Items from an interface collection
______

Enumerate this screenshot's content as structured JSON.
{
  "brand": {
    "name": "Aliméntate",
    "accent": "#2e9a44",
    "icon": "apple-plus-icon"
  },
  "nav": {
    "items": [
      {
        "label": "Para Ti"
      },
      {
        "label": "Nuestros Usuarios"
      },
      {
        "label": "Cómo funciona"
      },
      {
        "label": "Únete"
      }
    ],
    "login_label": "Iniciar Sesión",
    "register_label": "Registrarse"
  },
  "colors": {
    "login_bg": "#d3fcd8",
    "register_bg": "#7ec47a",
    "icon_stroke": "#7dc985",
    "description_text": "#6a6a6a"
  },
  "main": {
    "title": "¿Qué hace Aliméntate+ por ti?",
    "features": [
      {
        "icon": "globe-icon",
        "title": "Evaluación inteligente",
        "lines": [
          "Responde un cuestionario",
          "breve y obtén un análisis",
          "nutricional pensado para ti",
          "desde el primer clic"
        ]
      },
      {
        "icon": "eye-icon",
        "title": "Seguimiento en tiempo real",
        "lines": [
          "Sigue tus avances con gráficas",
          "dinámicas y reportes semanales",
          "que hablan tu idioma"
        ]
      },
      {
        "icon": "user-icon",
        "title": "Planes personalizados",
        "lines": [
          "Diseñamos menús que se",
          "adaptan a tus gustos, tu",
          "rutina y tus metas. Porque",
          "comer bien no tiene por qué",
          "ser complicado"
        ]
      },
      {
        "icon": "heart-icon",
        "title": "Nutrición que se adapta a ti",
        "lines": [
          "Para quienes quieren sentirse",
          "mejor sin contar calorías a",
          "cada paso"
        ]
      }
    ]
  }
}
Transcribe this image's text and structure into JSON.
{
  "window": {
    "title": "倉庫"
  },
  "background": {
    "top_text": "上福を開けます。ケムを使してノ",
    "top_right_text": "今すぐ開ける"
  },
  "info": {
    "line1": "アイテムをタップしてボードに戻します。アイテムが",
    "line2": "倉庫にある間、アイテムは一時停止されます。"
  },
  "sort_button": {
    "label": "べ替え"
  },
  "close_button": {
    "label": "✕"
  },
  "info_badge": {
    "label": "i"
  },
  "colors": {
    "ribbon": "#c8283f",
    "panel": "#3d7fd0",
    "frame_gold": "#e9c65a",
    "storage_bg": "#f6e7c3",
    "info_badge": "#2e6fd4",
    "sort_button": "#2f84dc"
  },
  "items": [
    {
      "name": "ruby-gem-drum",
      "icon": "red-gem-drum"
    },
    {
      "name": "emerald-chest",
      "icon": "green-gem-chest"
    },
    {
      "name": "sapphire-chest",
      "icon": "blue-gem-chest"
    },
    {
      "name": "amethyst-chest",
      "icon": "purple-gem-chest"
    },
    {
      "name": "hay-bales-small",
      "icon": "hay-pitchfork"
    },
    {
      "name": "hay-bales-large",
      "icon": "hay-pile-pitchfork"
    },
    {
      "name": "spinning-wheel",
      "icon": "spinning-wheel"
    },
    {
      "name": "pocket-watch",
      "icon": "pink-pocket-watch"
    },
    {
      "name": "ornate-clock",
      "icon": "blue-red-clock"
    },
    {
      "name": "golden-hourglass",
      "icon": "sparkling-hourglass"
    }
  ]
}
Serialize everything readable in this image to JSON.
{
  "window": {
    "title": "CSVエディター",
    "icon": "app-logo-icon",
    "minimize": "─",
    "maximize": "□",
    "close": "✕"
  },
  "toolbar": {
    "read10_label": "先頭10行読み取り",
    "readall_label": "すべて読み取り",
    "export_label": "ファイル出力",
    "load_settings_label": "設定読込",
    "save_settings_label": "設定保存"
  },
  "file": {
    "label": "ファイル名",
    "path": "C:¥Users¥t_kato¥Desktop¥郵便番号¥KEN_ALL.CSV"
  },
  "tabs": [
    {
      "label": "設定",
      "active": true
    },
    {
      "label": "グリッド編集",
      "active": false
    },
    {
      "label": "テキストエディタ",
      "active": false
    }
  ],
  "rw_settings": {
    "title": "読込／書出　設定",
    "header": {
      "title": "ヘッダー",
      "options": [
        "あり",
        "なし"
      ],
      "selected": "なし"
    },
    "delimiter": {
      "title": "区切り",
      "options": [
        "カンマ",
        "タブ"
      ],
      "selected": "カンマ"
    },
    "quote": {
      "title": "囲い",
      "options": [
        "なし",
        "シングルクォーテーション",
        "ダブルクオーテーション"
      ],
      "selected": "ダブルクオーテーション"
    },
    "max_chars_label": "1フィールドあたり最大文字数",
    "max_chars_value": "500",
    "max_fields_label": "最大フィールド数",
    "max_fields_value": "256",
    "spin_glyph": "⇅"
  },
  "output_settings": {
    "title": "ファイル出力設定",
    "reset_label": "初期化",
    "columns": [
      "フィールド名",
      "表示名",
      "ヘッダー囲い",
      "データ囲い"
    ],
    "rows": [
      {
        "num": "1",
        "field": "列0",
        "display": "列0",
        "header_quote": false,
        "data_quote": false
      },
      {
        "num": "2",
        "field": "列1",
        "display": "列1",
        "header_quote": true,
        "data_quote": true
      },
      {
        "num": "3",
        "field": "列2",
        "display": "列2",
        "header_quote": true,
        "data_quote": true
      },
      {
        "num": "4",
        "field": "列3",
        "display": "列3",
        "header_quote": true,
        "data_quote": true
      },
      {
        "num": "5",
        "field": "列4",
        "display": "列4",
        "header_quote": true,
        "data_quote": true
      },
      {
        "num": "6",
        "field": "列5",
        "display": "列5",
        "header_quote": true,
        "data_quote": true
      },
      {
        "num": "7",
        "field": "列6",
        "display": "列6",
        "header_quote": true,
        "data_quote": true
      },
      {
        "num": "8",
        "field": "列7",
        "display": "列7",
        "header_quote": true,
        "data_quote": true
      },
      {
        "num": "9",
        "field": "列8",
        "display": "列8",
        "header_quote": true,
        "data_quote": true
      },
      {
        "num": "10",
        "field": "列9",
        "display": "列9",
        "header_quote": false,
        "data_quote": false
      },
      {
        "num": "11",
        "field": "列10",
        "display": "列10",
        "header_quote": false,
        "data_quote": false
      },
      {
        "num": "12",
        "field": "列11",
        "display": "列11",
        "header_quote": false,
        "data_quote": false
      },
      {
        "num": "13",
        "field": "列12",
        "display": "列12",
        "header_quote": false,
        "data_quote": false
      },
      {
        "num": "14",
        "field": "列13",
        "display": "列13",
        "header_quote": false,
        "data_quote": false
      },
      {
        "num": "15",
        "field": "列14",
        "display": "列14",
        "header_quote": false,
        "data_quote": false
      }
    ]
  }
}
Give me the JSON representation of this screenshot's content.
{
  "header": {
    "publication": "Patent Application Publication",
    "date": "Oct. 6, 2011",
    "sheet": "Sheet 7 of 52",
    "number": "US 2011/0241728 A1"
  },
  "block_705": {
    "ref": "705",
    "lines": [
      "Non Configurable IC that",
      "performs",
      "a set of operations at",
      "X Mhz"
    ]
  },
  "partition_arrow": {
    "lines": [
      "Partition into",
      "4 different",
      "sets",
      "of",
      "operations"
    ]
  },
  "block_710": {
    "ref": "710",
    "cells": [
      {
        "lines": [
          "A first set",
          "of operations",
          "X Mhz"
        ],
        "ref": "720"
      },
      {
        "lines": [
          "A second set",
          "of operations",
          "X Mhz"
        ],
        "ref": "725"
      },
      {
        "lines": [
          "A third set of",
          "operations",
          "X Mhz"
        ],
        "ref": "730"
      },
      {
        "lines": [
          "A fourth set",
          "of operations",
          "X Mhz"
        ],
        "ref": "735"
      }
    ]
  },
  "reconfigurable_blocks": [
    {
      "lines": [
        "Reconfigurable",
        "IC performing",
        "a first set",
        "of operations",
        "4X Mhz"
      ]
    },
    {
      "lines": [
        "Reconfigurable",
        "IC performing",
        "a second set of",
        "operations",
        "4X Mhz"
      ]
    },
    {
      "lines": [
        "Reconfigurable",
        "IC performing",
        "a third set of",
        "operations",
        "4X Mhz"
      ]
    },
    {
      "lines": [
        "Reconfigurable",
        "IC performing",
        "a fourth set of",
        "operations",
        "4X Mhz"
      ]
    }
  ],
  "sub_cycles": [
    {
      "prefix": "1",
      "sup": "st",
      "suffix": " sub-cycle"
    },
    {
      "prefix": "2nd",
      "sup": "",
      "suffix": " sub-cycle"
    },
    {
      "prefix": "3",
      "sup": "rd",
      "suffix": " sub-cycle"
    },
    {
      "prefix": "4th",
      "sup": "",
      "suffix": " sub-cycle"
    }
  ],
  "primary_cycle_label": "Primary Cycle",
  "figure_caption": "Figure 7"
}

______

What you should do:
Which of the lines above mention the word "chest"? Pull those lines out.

Solution for this problem:
      "name": "emerald-chest",
      "icon": "green-gem-chest"
      "name": "sapphire-chest",
      "icon": "blue-gem-chest"
      "name": "amethyst-chest",
      "icon": "purple-gem-chest"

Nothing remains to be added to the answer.